Allows forgiveness for expenses beyond the 8-week covered period to 24 weeks and extends the rehiring deadline
Increases the current limitation on nonpayroll expenses (such as rent, utility payments and mortgage interest) for loan forgiveness from 25 to 40 percent
Extends the program from June 30 to December 31
Extends loan terms from two to five years
Ensures full access to payroll tax deferment for businesses that take PPP loans
“This bill significantly increases small businesses’ ability to have their PPP loan fully forgiven and will change forgiveness compliance,” said Erik Asgeirsson, CEO and president of CPA.com. “The current lack of flexibility in some PPP provisions has created unnecessary challenges. We welcome Congress’ attention to this important issue as it will allow more businesses to apply for and use PPP relief.”

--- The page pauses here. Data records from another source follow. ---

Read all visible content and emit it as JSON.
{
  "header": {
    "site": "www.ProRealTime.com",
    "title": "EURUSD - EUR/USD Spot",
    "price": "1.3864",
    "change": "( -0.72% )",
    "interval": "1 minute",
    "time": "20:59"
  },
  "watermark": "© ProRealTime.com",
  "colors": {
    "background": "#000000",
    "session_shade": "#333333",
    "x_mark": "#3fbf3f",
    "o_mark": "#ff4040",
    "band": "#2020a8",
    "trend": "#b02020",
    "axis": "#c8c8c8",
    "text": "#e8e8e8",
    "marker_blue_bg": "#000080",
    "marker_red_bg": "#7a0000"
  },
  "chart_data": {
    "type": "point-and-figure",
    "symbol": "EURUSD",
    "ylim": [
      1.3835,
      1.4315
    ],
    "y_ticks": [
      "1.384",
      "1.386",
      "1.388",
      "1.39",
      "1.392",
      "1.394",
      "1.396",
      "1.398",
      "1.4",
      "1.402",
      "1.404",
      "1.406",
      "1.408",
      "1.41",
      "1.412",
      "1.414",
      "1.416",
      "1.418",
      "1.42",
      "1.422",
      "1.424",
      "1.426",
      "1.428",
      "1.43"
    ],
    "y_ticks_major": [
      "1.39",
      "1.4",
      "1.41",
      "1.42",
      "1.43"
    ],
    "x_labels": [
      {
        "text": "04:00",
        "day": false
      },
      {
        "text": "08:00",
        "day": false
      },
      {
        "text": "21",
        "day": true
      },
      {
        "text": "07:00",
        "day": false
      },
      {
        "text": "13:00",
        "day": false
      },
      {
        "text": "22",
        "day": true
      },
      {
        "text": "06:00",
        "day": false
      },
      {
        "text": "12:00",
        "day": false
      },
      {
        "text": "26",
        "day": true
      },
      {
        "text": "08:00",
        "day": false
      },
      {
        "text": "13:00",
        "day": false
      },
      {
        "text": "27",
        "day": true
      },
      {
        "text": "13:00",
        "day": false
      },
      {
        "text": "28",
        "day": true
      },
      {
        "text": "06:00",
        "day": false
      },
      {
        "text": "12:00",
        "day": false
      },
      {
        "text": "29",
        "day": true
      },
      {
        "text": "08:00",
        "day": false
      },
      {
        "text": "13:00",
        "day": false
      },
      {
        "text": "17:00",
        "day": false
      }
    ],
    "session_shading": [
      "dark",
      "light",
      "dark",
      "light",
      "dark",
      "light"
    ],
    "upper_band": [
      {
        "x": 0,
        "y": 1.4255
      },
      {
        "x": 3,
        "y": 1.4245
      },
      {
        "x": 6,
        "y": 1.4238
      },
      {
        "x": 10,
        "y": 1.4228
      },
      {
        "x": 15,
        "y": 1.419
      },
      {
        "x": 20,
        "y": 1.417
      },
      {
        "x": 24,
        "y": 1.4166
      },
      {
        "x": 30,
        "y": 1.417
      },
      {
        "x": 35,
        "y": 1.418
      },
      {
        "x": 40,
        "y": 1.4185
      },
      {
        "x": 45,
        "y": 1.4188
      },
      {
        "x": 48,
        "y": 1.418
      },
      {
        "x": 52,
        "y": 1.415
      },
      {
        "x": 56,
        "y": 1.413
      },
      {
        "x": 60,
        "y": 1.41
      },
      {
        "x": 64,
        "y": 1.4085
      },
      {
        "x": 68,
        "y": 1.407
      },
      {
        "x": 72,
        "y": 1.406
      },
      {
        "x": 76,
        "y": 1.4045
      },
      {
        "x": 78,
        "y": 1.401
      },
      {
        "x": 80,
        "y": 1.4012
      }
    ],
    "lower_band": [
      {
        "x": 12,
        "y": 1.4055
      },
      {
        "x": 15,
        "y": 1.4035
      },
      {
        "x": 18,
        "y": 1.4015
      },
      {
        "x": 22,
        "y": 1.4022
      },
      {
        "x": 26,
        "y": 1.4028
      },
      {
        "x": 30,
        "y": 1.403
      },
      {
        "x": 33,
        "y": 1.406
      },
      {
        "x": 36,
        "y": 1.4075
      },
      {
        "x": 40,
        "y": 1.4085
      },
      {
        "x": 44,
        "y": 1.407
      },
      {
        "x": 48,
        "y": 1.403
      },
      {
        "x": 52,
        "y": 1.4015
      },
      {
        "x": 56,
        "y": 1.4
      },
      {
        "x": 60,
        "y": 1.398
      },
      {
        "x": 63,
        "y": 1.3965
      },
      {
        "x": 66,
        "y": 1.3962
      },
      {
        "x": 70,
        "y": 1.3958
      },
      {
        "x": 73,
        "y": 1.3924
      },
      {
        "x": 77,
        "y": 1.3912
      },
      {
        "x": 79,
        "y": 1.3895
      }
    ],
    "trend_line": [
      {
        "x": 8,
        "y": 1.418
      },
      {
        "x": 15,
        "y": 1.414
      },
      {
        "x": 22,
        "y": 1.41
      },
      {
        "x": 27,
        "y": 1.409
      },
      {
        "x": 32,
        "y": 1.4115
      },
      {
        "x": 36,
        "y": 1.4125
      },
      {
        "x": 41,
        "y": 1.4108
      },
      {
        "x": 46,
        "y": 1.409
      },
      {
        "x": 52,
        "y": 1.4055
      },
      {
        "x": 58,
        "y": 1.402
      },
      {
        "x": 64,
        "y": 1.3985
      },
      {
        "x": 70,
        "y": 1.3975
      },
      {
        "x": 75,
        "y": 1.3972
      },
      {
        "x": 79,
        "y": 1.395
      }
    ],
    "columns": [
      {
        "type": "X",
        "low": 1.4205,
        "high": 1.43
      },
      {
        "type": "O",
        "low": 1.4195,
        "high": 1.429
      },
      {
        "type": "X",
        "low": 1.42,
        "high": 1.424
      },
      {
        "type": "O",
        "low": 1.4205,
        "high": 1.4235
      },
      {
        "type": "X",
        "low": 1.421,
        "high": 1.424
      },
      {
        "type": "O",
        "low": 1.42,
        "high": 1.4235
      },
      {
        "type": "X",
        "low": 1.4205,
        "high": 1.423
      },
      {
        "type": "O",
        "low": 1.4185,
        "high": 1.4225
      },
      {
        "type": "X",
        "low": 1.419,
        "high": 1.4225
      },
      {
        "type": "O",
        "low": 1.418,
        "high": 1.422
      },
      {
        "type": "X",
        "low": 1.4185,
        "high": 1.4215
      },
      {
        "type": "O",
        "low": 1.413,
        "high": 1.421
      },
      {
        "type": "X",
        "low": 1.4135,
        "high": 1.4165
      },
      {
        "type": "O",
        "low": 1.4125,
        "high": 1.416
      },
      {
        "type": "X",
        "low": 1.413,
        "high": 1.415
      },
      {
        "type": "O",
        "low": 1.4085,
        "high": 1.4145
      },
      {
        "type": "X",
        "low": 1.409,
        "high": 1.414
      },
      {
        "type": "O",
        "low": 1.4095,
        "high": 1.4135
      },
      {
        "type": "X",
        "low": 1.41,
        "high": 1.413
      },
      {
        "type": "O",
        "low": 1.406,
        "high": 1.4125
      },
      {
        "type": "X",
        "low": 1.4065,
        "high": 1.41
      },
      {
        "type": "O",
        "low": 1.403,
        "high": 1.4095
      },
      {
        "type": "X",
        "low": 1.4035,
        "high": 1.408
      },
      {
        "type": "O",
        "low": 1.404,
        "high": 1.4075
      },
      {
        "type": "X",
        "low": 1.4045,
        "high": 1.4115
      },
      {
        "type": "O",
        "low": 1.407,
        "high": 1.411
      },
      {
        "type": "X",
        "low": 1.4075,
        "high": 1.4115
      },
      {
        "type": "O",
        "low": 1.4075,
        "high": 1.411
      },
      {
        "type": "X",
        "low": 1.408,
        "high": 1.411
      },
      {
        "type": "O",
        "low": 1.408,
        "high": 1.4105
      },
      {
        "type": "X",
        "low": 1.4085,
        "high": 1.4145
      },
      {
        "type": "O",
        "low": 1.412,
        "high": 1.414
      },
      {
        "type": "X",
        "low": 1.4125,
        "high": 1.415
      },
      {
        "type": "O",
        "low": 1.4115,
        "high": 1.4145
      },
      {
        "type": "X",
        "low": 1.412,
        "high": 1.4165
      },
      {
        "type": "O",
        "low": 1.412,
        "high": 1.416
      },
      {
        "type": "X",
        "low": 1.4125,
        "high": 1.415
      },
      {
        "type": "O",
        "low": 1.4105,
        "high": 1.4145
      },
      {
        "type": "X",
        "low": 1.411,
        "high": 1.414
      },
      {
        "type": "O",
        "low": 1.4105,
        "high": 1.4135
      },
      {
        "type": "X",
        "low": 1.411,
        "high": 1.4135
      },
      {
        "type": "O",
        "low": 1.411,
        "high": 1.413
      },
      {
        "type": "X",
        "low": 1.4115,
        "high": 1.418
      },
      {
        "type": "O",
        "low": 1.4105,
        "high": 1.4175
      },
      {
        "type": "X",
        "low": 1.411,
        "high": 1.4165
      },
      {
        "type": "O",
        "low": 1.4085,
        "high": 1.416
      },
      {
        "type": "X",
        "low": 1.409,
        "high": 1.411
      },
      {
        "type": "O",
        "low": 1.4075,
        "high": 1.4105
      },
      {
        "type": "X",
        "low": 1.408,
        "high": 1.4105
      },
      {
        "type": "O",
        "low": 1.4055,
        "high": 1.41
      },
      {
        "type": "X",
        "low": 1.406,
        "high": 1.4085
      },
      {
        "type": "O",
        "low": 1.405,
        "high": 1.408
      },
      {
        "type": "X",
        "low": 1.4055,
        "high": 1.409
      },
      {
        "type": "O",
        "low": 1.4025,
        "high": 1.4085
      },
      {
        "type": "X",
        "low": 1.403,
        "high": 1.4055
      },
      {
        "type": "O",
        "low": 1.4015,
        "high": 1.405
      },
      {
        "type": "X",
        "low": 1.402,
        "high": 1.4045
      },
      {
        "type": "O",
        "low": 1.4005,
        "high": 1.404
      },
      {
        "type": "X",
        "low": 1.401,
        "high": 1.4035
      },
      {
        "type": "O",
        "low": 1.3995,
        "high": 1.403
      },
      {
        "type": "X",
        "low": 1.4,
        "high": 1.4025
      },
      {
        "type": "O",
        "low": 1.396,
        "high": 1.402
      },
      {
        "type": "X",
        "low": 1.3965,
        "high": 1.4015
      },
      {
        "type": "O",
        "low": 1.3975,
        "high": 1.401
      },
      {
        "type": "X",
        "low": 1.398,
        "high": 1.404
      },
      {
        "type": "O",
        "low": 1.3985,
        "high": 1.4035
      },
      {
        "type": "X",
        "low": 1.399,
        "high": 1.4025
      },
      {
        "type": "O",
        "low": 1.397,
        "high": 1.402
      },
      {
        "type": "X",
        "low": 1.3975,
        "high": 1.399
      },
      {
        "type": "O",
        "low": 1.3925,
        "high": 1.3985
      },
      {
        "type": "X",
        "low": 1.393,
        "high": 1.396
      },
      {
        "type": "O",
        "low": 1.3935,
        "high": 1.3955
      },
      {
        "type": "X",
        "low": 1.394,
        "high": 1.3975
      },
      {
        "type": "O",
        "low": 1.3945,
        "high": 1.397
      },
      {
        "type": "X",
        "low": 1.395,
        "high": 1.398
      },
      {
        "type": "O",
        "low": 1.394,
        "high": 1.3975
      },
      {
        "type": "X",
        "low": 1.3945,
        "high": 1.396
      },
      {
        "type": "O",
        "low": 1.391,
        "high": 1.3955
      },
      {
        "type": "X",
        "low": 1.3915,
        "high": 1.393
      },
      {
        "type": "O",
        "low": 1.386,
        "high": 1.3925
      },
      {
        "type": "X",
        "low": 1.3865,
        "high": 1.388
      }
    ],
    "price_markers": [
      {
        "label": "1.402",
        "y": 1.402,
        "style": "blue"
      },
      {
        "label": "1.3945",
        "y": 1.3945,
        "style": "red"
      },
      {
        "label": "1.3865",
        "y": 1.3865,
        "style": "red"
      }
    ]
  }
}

Mark Koziel, CPA, AICPA executive vice president of firm services added, “We encourage CPA firms to discuss these pending changes with their clients and to closely monitor AICPA’s PPP Resource Center for updates and resources. CPA firm clients that are far along in the application process, using the current criteria, may be frustrated and these discussions can help inform their scenario planning.”
AICPA continues to be a vocal advocate for giving small businesses more flexibility and clarity on the use of PPP funds. Last week, it stated that recent PPP guidance leaves many unanswered questions and did not provide enough flexibility for PPP loan recipients. This makes it difficult for small business, and the CPA firms that advise them, to make critical decisions.
One of the time-honored principles of the Bankruptcy Code (the code) is that, with limited exceptions, only debtors actually in bankruptcy proceedings can avail themselves of the benefits of the code. This generally means that non-debtors cannot take advantage of... read more
This continued Monitor column is another slice in the life of a leasing sales person.It is a fictitious sales call between a leasing salesperson and a CFO prospect. This could be a face-to-face sales call or a quick phone call... read more